Almost half of Americans view red flag gun control laws as a possible way for local authorities and government officials to more easily take guns away from citizens, according to a new poll from Convention of States Action and the Trafalgar Group.
In the poll, respondents were asked if red flag laws, which give authorities the power to temporarily take away guns from individuals, has the potential to be abused to disarm political opponents.
A total of 46.7% said yes, 30.8% said no, and 22.5% were unsure. The majority of Republicans and independents believe the law could be used against the government's critics.
Americans want real, workable solutions to the mass shootings we are seeing in this nation, but it’s obvious that they don’t see the proposed ‘red flag’ laws as the answer,” said Mark Meckler, President of Convention of States Action.

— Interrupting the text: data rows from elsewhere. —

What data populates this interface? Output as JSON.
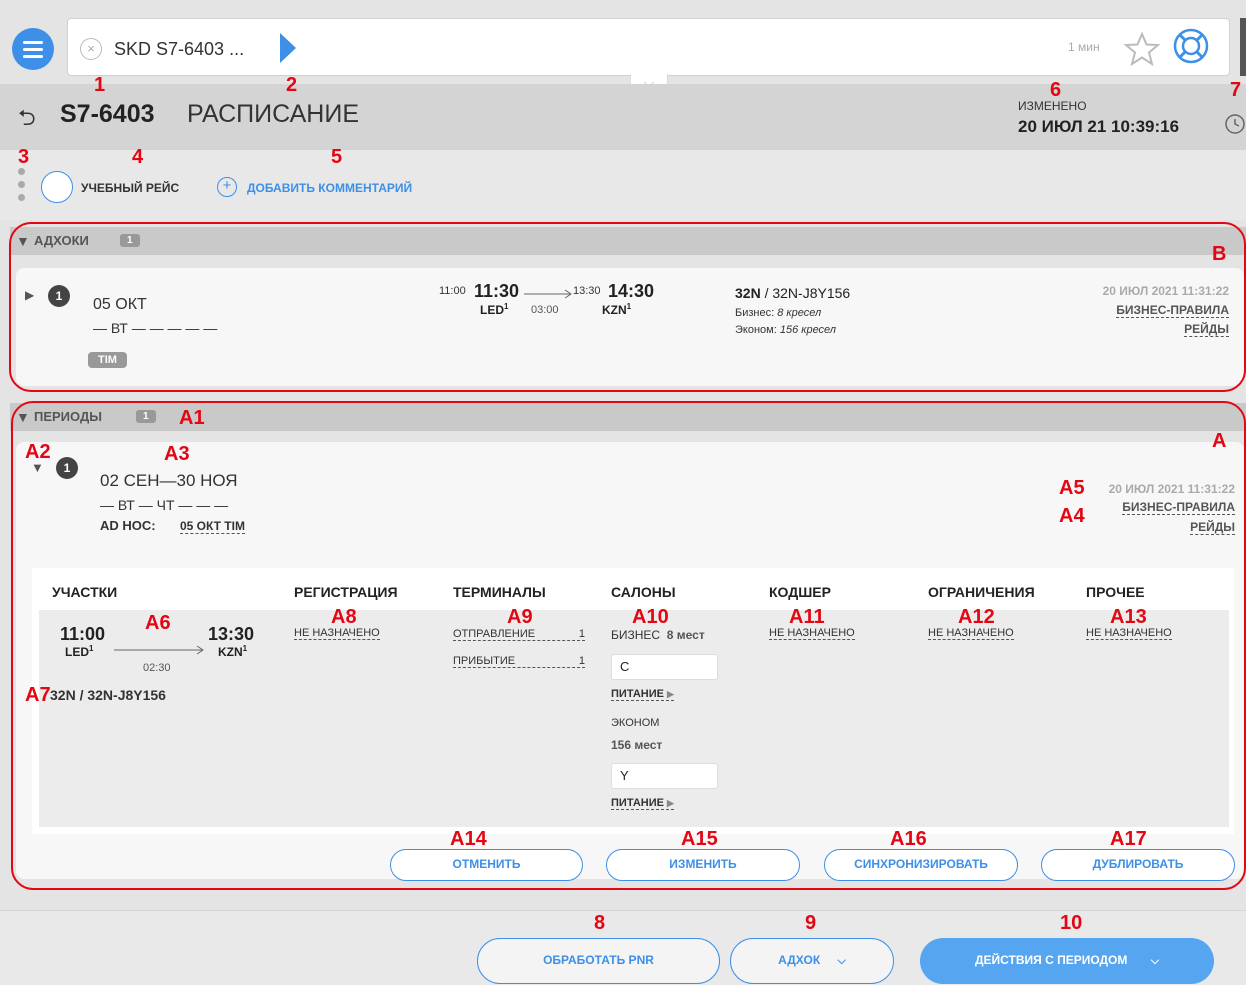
{
  "header": {
    "tab_label": "SKD S7-6403 ...",
    "time_ago": "1 мин",
    "flight": "S7-6403",
    "page_title": "РАСПИСАНИЕ",
    "changed_label": "ИЗМЕНЕНО",
    "changed_value": "20 ИЮЛ 21 10:39:16"
  },
  "toolbar": {
    "training_label": "УЧЕБНЫЙ РЕЙС",
    "add_comment": "ДОБАВИТЬ КОММЕНТАРИЙ"
  },
  "markers": {
    "m1": "1",
    "m2": "2",
    "m3": "3",
    "m4": "4",
    "m5": "5",
    "m6": "6",
    "m7": "7",
    "m8": "8",
    "m9": "9",
    "m10": "10",
    "B": "B",
    "A": "A",
    "A1": "A1",
    "A2": "A2",
    "A3": "A3",
    "A4": "A4",
    "A5": "A5",
    "A6": "A6",
    "A7": "A7",
    "A8": "A8",
    "A9": "A9",
    "A10": "A10",
    "A11": "A11",
    "A12": "A12",
    "A13": "A13",
    "A14": "A14",
    "A15": "A15",
    "A16": "A16",
    "A17": "A17"
  },
  "adhoc": {
    "title": "АДХОКИ",
    "count": "1",
    "item_num": "1",
    "date": "05 ОКТ",
    "days": "— ВТ — — — — —",
    "tag": "TIM",
    "dep_small": "11:00",
    "dep_time": "11:30",
    "dep_airport": "LED",
    "dep_sup": "1",
    "duration": "03:00",
    "arr_small": "13:30",
    "arr_time": "14:30",
    "arr_airport": "KZN",
    "arr_sup": "1",
    "aircraft_bold": "32N",
    "aircraft_rest": " / 32N-J8Y156",
    "business_label": "Бизнес:",
    "business_seats": "8 кресел",
    "economy_label": "Эконом:",
    "economy_seats": "156 кресел",
    "timestamp": "20 ИЮЛ 2021 11:31:22",
    "link1": "БИЗНЕС-ПРАВИЛА",
    "link2": "РЕЙДЫ"
  },
  "periods": {
    "title": "ПЕРИОДЫ",
    "count": "1",
    "item_num": "1",
    "range": "02 СЕН—30 НОЯ",
    "days": "— ВТ — ЧТ — — —",
    "adhoc_label": "AD HOC:",
    "adhoc_value": "05 ОКТ TIM",
    "timestamp": "20 ИЮЛ 2021 11:31:22",
    "link1": "БИЗНЕС-ПРАВИЛА",
    "link2": "РЕЙДЫ"
  },
  "columns": {
    "segments": "УЧАСТКИ",
    "registration": "РЕГИСТРАЦИЯ",
    "terminals": "ТЕРМИНАЛЫ",
    "cabins": "САЛОНЫ",
    "codeshare": "КОДШЕР",
    "restrictions": "ОГРАНИЧЕНИЯ",
    "other": "ПРОЧЕЕ"
  },
  "segment": {
    "dep_time": "11:00",
    "dep_airport": "LED",
    "dep_sup": "1",
    "duration": "02:30",
    "arr_time": "13:30",
    "arr_airport": "KZN",
    "arr_sup": "1",
    "aircraft": "32N / 32N-J8Y156",
    "not_assigned": "НЕ НАЗНАЧЕНО",
    "departure_label": "ОТПРАВЛЕНИЕ",
    "departure_val": "1",
    "arrival_label": "ПРИБЫТИЕ",
    "arrival_val": "1",
    "business_label": "БИЗНЕС",
    "business_seats": "8 мест",
    "business_class": "C",
    "meal": "ПИТАНИЕ",
    "economy_label": "ЭКОНОМ",
    "economy_seats": "156 мест",
    "economy_class": "Y"
  },
  "actions": {
    "cancel": "ОТМЕНИТЬ",
    "modify": "ИЗМЕНИТЬ",
    "sync": "СИНХРОНИЗИРОВАТЬ",
    "duplicate": "ДУБЛИРОВАТЬ"
  },
  "footer": {
    "process_pnr": "ОБРАБОТАТЬ PNR",
    "adhoc": "АДХОК",
    "period_actions": "ДЕЙСТВИЯ С ПЕРИОДОМ"
  },
  "colors": {
    "accent": "#3d8fe8",
    "marker": "#e30613"
  }
}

“Government officials at all levels have spent the last two years demonizing their opponents and using whatever means possible to censor or threaten those who disagree with them, so the idea that we should now trust those same people to not abuse a law that could infringe on basic constitutional rights is laughable. More and more Americans are coming to the conclusion that the government abuses any power it’s given, and they are responding accordingly."
Despite the disapproval, Congress appears to be moving along with red flag gun laws anyway.
The Senate introduced a new gun control bill on Tuesday night, and with support from 14 Republicans, appears to have enough support to pass. The bill contains the controversial “red flag” gun measures, coined as the “crisis intervention program.”
Under the legislation, the government would provide grants to states that implement red flag laws, an enticing incentive to states seeking extra funding.
“Unless a person is convicted of a crime or is adjudicated mentally ill, their ability to purchase a firearm will not be impacted by this legislation,” said Sen. John Cornyn, the Republican leaders of the bill.
There's a visible route to the White House with what appears to be enough support in the House and Senate, meaning the gun control bill with "crisis intervention" authority could soon become law, despite the lack of American support.